When I pray for my kids, I pray not only for God to save them from their sins, but for God to save them from my own. As their father, my influence carries more weight in their lives than anyone else’s—that is, perhaps, besides mom’s, of course. Nevertheless, as their father, how I interact with my kids will shape how they perceive and respond to the Fatherhood of God.

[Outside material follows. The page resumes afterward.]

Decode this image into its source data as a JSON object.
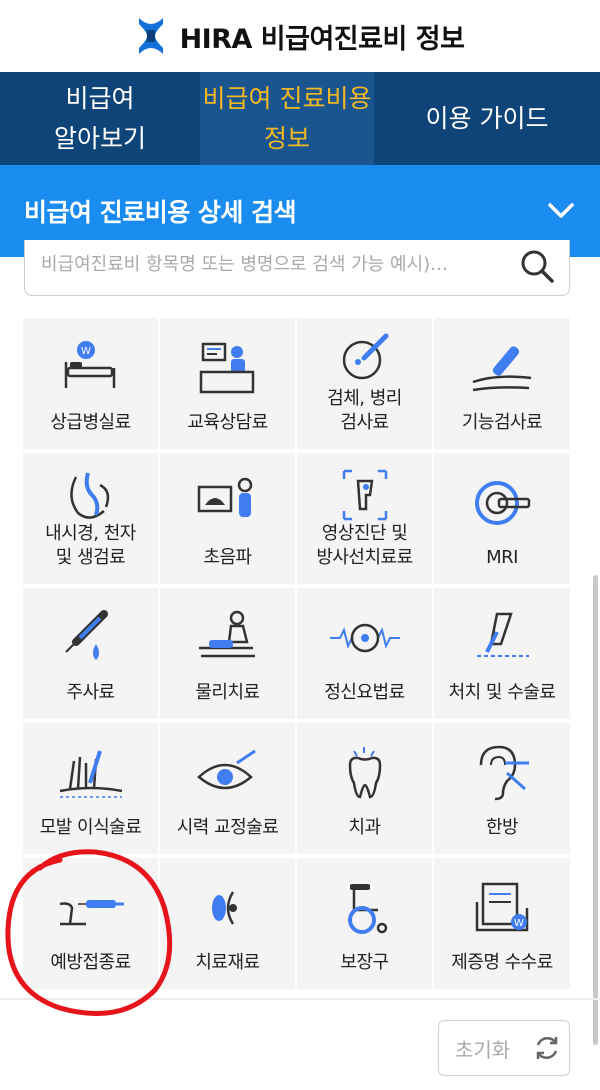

When I think about that, I always find myself with a shortness of breath and an increased heart-rate. I am not aware of all the ways I fail to reflect the Fatherhood of God, but I am aware of a lot them. At times, such awareness threatens to sabotage any future attempts to be a better father. The temptation is to throw my hands in the air and say, “There’s no coming back from that blow up!” Yet, in those desperate moments, the Spirit of sonship dwelling within me cries out, “Abba, Father!” (Gal. 4:6). He reminds me that God fathers me even as I father my children. Our heavenly Father is the God of redeeming grace who works all things together for the good His children (Rm. 8:28). Even in my shameful shortcomings as a father, God still reveals Himself as the best Father to us all.
I often apologize to my kids and ask for their forgiveness. I do so not only for the sake of our relationship, but because I want them to know that I do not think of myself as beyond the need of mercy and grace. Essentially, I want to confirm what they already know to be true—I am not a perfect father. Before doing so, I let them know that I have already confessed my sin and asked my heavenly Father to forgive me. Although I am their dad, I am also a child of God. Like them, I also need to be fathered. Perhaps the best way I can point to the Fatherhood of God is by disclosing my incessant need for the Fatherhood of God.